God’s eternity breaks into our lives now. Eternity is not just what happens at the end of time, after we are dead. It is our sharing in the life of the Lord. Every time we know ourselves to be forgiven and forgiving, to be loved and to love we have put a foot into eternity. Every time we reach out in concern and care to those around us we are telling the world we are living in the Father’s house even now. Every time we practice hope, every time we place ourselves into God’s hands, and almost despite ourselves, trust in his mercy we are living as those for whom the kingdom is coming on earth as it is in heaven.
At the end of John Drinkwater’s play about the life and the death of the great American President, Abraham Lincoln, an actor comes to the front of the stage after Lincoln’s assassination and says, ‘Now he belongs to the ages’. That is true of all the great men and women of the past: now they belong to the ages.
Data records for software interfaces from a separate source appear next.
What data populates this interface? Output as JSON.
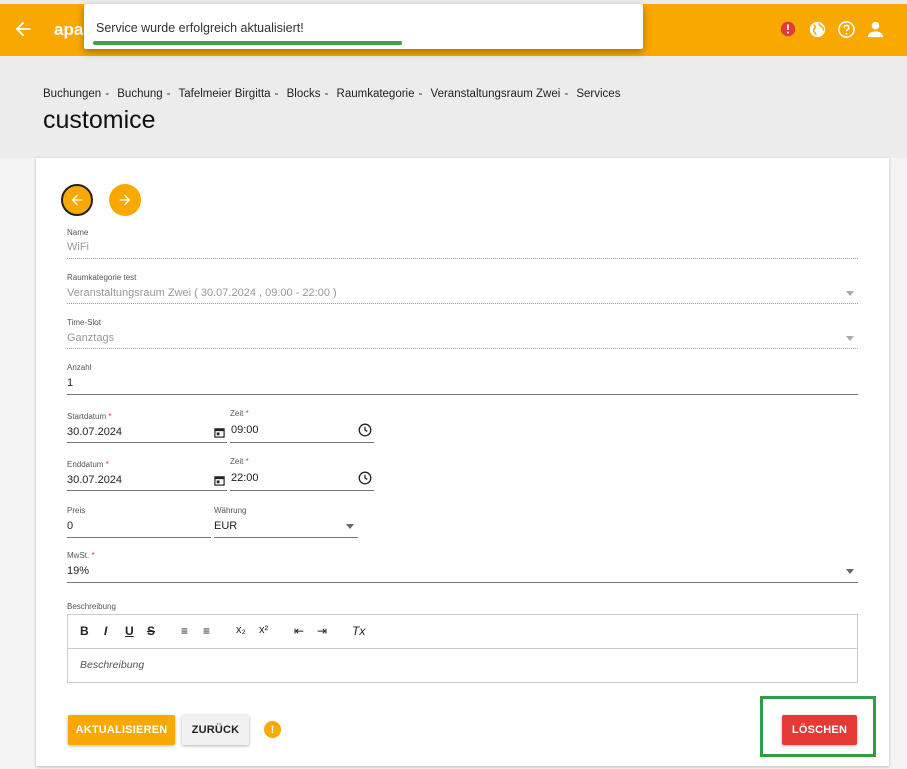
{
  "app": {
    "brand": "apa"
  },
  "toast": {
    "message": "Service wurde erfolgreich aktualisiert!"
  },
  "breadcrumb": [
    "Buchungen",
    "Buchung",
    "Tafelmeier Birgitta",
    "Blocks",
    "Raumkategorie",
    "Veranstaltungsraum Zwei",
    "Services"
  ],
  "breadcrumb_sep": "-",
  "page_title": "customice",
  "form": {
    "name": {
      "label": "Name",
      "value": "WiFi"
    },
    "raumkategorie": {
      "label": "Raumkategorie test",
      "value": "Veranstaltungsraum Zwei ( 30.07.2024 , 09:00 - 22:00 )"
    },
    "timeslot": {
      "label": "Time-Slot",
      "value": "Ganztags"
    },
    "anzahl": {
      "label": "Anzahl",
      "value": "1"
    },
    "startdatum": {
      "label": "Startdatum",
      "value": "30.07.2024"
    },
    "startzeit": {
      "label": "Zeit",
      "value": "09:00"
    },
    "enddatum": {
      "label": "Enddatum",
      "value": "30.07.2024"
    },
    "endzeit": {
      "label": "Zeit",
      "value": "22:00"
    },
    "preis": {
      "label": "Preis",
      "value": "0"
    },
    "waehrung": {
      "label": "Währung",
      "value": "EUR"
    },
    "mwst": {
      "label": "MwSt.",
      "value": "19%"
    },
    "beschreibung": {
      "label": "Beschreibung",
      "placeholder": "Beschreibung"
    },
    "required_mark": "*"
  },
  "editor_toolbar": {
    "bold": "B",
    "italic": "I",
    "underline": "U",
    "strike": "S",
    "ordered_list": "≡",
    "bullet_list": "≡",
    "subscript": "x₂",
    "superscript": "x²",
    "outdent": "⇤",
    "indent": "⇥",
    "clear": "Tx"
  },
  "buttons": {
    "update": "AKTUALISIEREN",
    "back": "ZURÜCK",
    "info": "!",
    "delete": "LÖSCHEN"
  },
  "colors": {
    "primary": "#f9a800",
    "danger": "#e53935",
    "success": "#2ea043",
    "alert": "#e53935"
  },
  "icons": [
    "arrow-back-icon",
    "alert-icon",
    "globe-icon",
    "help-icon",
    "user-icon",
    "calendar-icon",
    "clock-icon",
    "arrow-left-icon",
    "arrow-right-icon",
    "info-icon"
  ]
}
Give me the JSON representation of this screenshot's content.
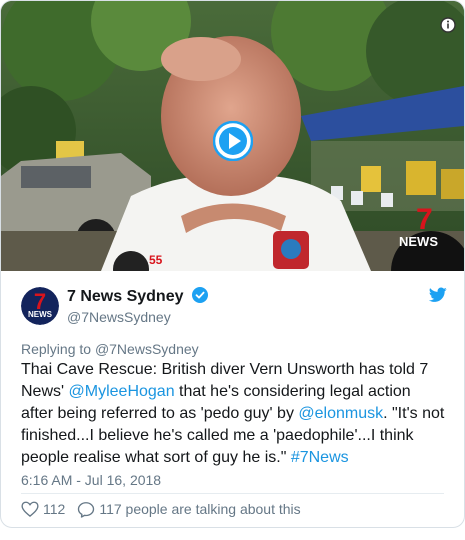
{
  "video": {
    "watermark_text": "NEWS",
    "shirt_text": "55",
    "badge_icon": "play-icon",
    "info_icon": "info-icon"
  },
  "account": {
    "display_name": "7 News Sydney",
    "handle": "@7NewsSydney",
    "avatar_text": "NEWS",
    "verified": true
  },
  "tweet": {
    "reply_prefix": "Replying to ",
    "reply_handle": "@7NewsSydney",
    "text_parts": [
      {
        "type": "text",
        "value": "Thai Cave Rescue: British diver Vern Unsworth has told 7 News' "
      },
      {
        "type": "link",
        "value": "@MyleeHogan"
      },
      {
        "type": "text",
        "value": " that he's considering legal action after being referred to as 'pedo guy' by "
      },
      {
        "type": "link",
        "value": "@elonmusk"
      },
      {
        "type": "text",
        "value": ". \"It's not finished...I believe he's called me a 'paedophile'...I think people realise what sort of guy he is.\" "
      },
      {
        "type": "link",
        "value": "#7News"
      }
    ],
    "timestamp": "6:16 AM - Jul 16, 2018",
    "likes": "112",
    "talking": "117 people are talking about this"
  },
  "colors": {
    "link": "#1b95e0",
    "muted": "#657786",
    "verified": "#1da1f2",
    "brand_red": "#d8141c",
    "avatar_bg": "#13245c"
  }
}
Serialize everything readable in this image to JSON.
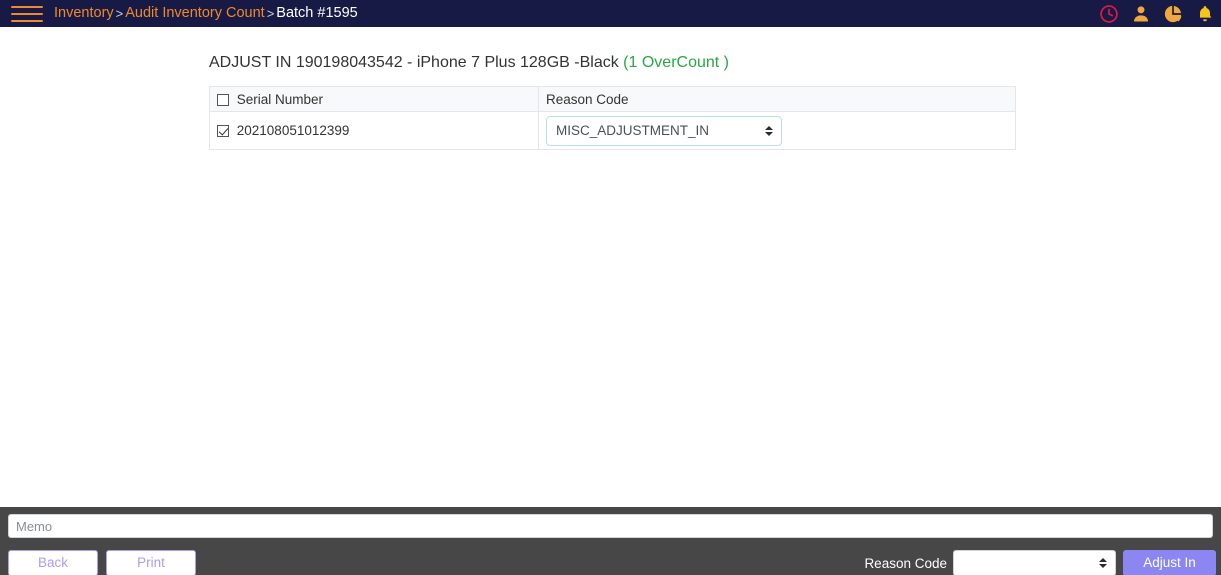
{
  "navbar": {
    "menu_icon": "hamburger-menu-icon",
    "breadcrumb": {
      "item1": "Inventory",
      "sep1": ">",
      "item2": "Audit Inventory Count",
      "sep2": ">",
      "current": "Batch #1595"
    },
    "icons": [
      {
        "name": "clock-icon",
        "color": "#e8174a"
      },
      {
        "name": "user-icon",
        "color": "#f0a73e"
      },
      {
        "name": "pie-chart-icon",
        "color": "#f0a73e"
      },
      {
        "name": "bell-icon",
        "color": "#f5c518"
      }
    ]
  },
  "main": {
    "title_text": "ADJUST IN 190198043542 - iPhone 7 Plus 128GB -Black",
    "title_badge": "(1 OverCount )",
    "badge_color": "#28a745",
    "table": {
      "headers": {
        "serial": "Serial Number",
        "reason": "Reason Code"
      },
      "header_checkbox_checked": false,
      "rows": [
        {
          "checked": true,
          "serial": "202108051012399",
          "reason_code": "MISC_ADJUSTMENT_IN"
        }
      ]
    }
  },
  "footer": {
    "memo_placeholder": "Memo",
    "memo_value": "",
    "back_label": "Back",
    "print_label": "Print",
    "reason_label": "Reason Code",
    "reason_value": "",
    "submit_label": "Adjust In",
    "submit_color": "#8c86f2",
    "outline_color": "#a99ef0",
    "bar_color": "#474747"
  }
}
But of this man Jesus we have to put it the other way round: ‘Now the ages belong to him’.
My dear boys and girls
My dear boys and girls
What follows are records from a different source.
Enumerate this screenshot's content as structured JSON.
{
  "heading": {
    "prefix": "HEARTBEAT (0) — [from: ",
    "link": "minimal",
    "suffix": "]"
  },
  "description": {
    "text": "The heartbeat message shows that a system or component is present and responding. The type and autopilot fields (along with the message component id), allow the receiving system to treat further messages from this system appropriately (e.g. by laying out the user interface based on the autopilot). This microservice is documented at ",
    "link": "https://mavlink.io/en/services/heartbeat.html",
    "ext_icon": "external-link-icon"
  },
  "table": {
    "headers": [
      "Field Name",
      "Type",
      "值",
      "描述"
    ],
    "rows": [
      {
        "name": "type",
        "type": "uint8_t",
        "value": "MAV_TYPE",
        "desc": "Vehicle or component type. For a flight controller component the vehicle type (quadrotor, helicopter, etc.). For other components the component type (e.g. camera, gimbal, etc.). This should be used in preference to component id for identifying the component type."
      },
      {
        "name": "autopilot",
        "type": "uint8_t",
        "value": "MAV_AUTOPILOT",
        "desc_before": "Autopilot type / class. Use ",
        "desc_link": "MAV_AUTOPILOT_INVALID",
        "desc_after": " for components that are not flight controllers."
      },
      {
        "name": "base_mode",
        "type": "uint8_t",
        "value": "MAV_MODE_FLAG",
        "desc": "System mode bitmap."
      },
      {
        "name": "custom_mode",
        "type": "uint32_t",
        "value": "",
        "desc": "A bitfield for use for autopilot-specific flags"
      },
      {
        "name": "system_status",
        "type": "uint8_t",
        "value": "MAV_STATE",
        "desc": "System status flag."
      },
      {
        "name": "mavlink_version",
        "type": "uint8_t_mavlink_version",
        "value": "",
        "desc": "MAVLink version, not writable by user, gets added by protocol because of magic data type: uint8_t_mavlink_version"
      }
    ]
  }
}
How have I missed you! Loads & loads. I’m sure you are all growing taller and I will probably not recognise you. I’m sure you are growing in wisdom too with all that fantastic schoolwork on-line!
The thing we can all do at home is pray. We can pray that God will help all the doctors and nurses, that God will give them the wisdom to know what to do and that God will protect them.
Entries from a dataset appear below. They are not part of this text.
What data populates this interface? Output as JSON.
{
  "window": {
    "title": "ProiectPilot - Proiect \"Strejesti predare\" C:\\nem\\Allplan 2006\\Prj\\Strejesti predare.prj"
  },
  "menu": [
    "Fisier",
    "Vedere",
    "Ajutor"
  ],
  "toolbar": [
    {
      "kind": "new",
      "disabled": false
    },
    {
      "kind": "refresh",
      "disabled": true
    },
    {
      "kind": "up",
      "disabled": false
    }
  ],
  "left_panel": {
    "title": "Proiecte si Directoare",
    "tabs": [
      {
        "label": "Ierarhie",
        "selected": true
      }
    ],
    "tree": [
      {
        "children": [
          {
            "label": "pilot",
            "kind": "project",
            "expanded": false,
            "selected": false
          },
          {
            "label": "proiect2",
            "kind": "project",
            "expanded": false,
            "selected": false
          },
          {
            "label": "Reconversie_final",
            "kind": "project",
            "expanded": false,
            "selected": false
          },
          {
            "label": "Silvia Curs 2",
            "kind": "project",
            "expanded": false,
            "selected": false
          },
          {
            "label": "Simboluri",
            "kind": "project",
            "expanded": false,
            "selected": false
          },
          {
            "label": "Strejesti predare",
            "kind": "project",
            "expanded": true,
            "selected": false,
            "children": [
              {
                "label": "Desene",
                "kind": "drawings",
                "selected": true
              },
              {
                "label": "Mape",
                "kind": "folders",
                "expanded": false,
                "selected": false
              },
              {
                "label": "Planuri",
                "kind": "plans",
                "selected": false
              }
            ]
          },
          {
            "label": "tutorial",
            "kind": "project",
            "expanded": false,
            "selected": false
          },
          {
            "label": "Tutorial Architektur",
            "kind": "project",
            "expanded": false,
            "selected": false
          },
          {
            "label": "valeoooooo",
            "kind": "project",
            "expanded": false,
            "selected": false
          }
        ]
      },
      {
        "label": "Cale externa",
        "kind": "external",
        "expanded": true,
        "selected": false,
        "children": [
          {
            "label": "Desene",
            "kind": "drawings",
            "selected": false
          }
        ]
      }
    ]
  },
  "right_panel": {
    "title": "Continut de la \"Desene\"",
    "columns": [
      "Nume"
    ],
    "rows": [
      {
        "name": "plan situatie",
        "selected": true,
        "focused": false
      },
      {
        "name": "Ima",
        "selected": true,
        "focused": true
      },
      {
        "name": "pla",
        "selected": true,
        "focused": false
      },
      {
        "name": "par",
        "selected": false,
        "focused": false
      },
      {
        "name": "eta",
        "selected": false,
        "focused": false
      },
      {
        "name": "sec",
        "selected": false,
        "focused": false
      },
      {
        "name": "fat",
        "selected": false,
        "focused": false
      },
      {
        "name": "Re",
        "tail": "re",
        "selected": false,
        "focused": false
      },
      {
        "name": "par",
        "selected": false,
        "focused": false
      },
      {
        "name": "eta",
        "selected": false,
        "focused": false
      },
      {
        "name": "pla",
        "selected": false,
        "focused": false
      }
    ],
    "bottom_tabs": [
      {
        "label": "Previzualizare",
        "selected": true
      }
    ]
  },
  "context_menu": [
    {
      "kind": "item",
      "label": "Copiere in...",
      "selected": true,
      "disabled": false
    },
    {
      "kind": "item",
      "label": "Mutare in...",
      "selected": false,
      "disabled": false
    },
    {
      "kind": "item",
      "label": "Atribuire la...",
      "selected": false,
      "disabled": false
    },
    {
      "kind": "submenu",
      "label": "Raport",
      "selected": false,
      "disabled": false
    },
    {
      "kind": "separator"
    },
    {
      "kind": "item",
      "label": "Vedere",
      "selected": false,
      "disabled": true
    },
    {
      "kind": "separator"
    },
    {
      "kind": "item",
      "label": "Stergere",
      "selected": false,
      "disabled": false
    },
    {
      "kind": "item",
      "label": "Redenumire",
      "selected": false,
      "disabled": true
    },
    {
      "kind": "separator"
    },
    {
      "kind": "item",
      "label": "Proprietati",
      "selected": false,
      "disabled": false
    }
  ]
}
Also, I want you to know that I am praying for you, I am praying that God will be with you through this time. I’m thinking of all the boys and girls who will have to wait a wee bit longer to make their First Holy Communion.
On Thursday we celebrate a very special day. The day of Jesus’ Ascension into Heaven.
You cannot see me, but you can hear me and you know I am here even if you cannot see me.
Even though the disciples cannot see Jesus in the same way as before, he promised them, He would be with them always.
When Jesus took his place with his Father in heaven, He did not abandon us or leave us alone. He also tells us to spread His Gospel all over the earth.
In ‘My Fair Lady’ Eliza Doolittle says “words, words, words, I’m so sick of words… if you’re in love, show me!” We show Jesus we love him by keeping His commandments to love God and each other.
During this time of lockdown, there are many chances at home to love God and each other. Keep up the good work. I will see all you very soon, Lots of love, Canon Steven.
A Easter Message from Canon Mulholland
Welcome to St John’s, Perth
Our parish of St John the Baptist’s Perth serves the central and northern parts of the city of Perth as well as the rural areas to the north and east of the city towards Dunkeld, Coupar Angus and Errol. The parish also serves Perth Royal Infirmary, Murray Royal Hospital, North Inch Home, Luncarty House, Catmoor Nursing Home, St John’s Nursing Home, Strathtay House, Upper Springlands Home, Ochil, Louise Brae, Viewlands, the Grange (Balbeggie) and Kincarathie Nursing Home.
St John’s is part of the Diocese of Dunkeld, which serves east central Scotland – including Aberfeldy, Alloa, Alva, Alyth, Arbroath, Auchterarder, Blairgowrie, Brechin, Callendar, Carnoustie, Crieff, Cupar, Doune, Dunblane, Dundee, Dunkeld, Forfar, High Valleyfield, Kinross, Leuchars, Pitlochry, Kirriemuir, Perth, Newport, Tayport, and Tullibody.
Rev. Bogdan Palka SDS
16 Melville Street, Perth, PH1 5PY
Tel: 01738 564182
Rev Krzysztof Jablonski
Tel: 07851 735590
Recent news from the parish
Congratulations to our P7 pupils for a brilliant produce of School of Rock.
St John the Baptist RC Choir, 30th Anniversary Concert – Sunday 30th September 2018. For the Beauty of the Earth – Rutter Directed ...
St John the Baptist RC Choir, 30th Anniversary Concert – Sunday 30th September 2018. Clare Benediction – John Rutter Directed by Allan Kellman